* **Task requirements**
Write the records below out again. Match them exactly.

BEGIN Listed entries

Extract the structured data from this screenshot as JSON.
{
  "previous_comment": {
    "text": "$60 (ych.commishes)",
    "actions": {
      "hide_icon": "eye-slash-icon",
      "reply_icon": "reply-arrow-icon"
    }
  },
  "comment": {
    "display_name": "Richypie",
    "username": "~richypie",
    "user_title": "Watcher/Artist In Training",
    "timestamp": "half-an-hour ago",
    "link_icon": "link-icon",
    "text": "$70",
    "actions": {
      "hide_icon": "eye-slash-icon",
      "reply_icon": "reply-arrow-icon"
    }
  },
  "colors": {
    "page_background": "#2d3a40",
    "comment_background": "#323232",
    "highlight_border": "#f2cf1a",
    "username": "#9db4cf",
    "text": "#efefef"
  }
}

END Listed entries

* **Exercise solution**
Extract the structured data from this screenshot as JSON.
{
  "previous_comment": {
    "text": "$60 (ych.commishes)",
    "actions": {
      "hide_icon": "eye-slash-icon",
      "reply_icon": "reply-arrow-icon"
    }
  },
  "comment": {
    "display_name": "Richypie",
    "username": "~richypie",
    "user_title": "Watcher/Artist In Training",
    "timestamp": "half-an-hour ago",
    "link_icon": "link-icon",
    "text": "$70",
    "actions": {
      "hide_icon": "eye-slash-icon",
      "reply_icon": "reply-arrow-icon"
    }
  },
  "colors": {
    "page_background": "#2d3a40",
    "comment_background": "#323232",
    "highlight_border": "#f2cf1a",
    "username": "#9db4cf",
    "text": "#efefef"
  }
}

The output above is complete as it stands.